The mutual discontent the two men had for each other began when rumors started to surface that Seaver was unhappy with Grant for not opening up his wallet at a time when teams were signing bigger-named players. Seaver felt that if the Mets were to become competitive then they had to be able to spend a little to acquire talented players. Eventually, Grant conjured up the notion that Seaver’s demands were more self-driven and not for the betterment of the team. Leading up to the trade, the press, in particular NY Daily News columnist Dick Young, caught wind of their feud and lambasted Seaver.

“….Nolan Ryan is getting more now than Seaver,” wrote Young, “and that galls Tom because Nancy Seaver and Ruth Ryan are very friendly and Tom Seaver long has treated Nolan Ryan like a little brother.”

“That Young column was the straw that broke the back,” Seaver has said when asked to reflect on the trade years later. “Bringing your family into it with no truth whatsoever to what he wrote. I could not abide that. I had to go.”

Seaver was also quoted by Daily News Mets beat man Jack Lang as saying that “(Grant) put the onus of the trade on me. My unhappiness started with the contract negotiations a year-and-a-half ago… All of a sudden, nine years of performance for the Mets was thrown out the window… They even threatened to trade me if I didn’t sign it, so I signed.”

It has been widely known by Mets people and fans alike that it took Seaver some time to swallow what was a very bitter pill. Prior to his color commentary with Fox Sports NY and WWOR-TV, Seaver had, until recently, refused to attend any Mets-related events. He has always looked back on his time in New York as the most influential of his career and is looking forward to Monday night’s festivities.

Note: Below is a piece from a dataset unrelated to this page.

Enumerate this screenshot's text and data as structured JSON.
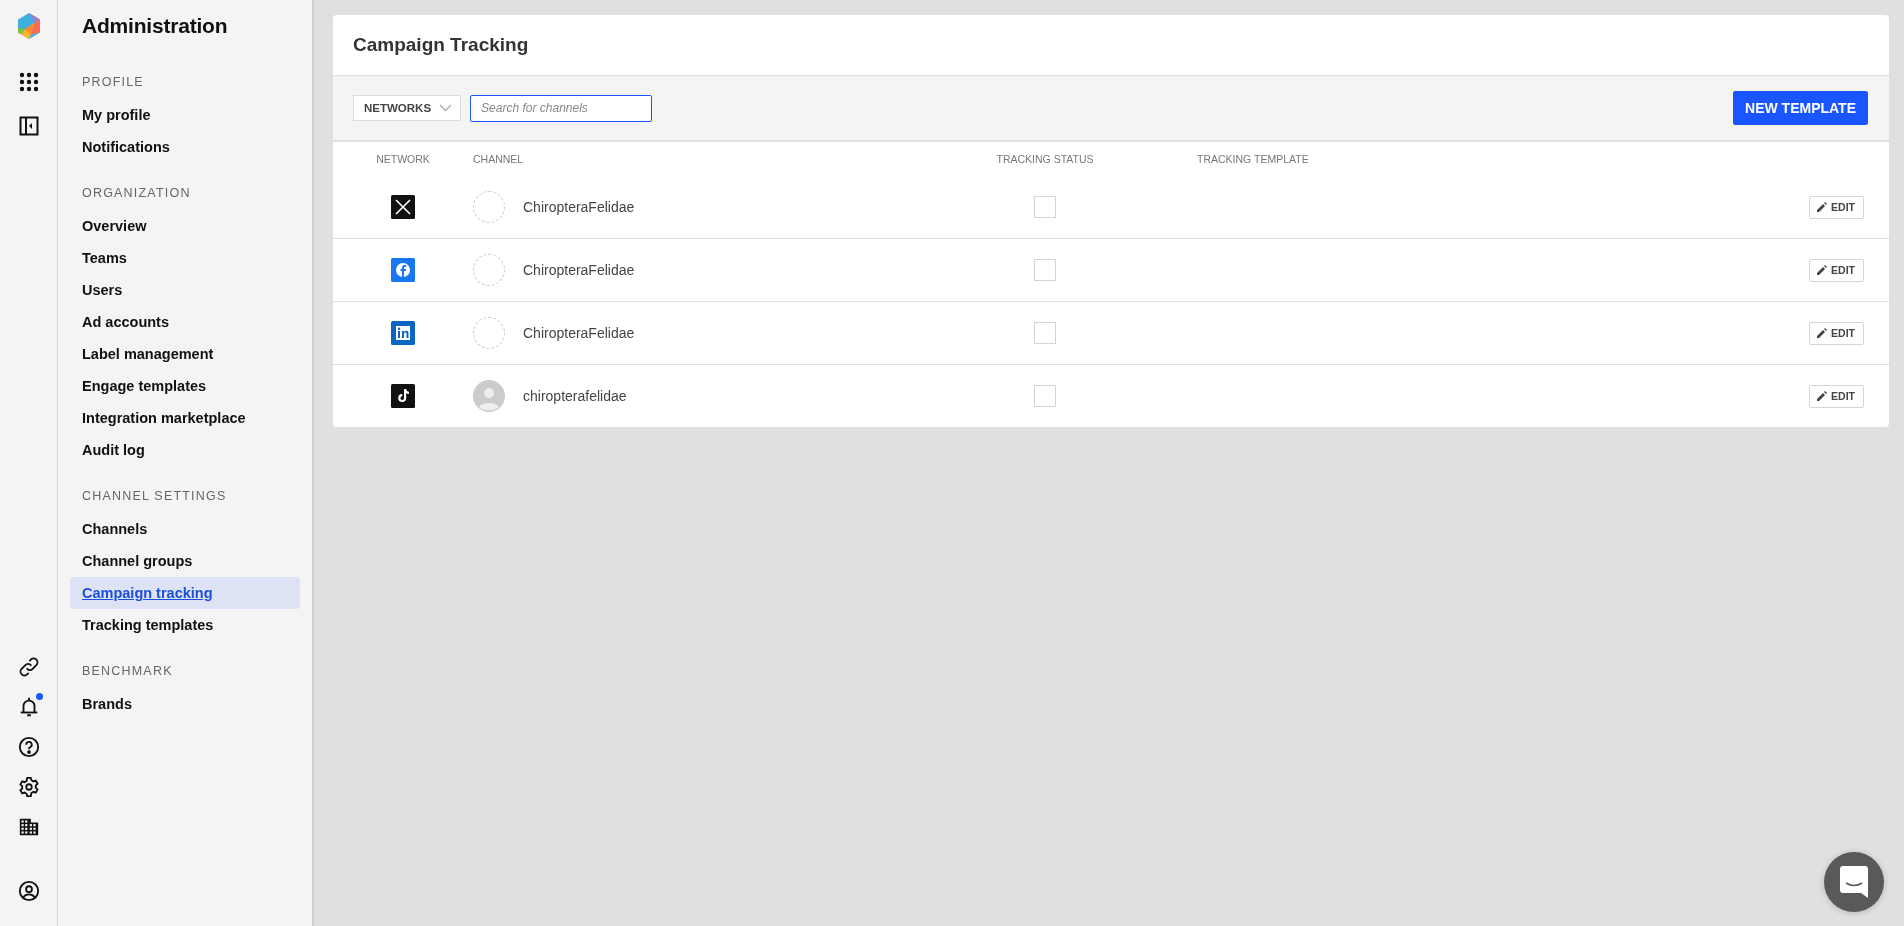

“I’m probably more excited about this than the last pitch at Shea Stadium, because of the excitement of the new stadium,” Seaver said. “It’s a new era.”

For further reading, check out The True Story of the Midnight Massacre: How Tom Seaver was run out of town 30 years ago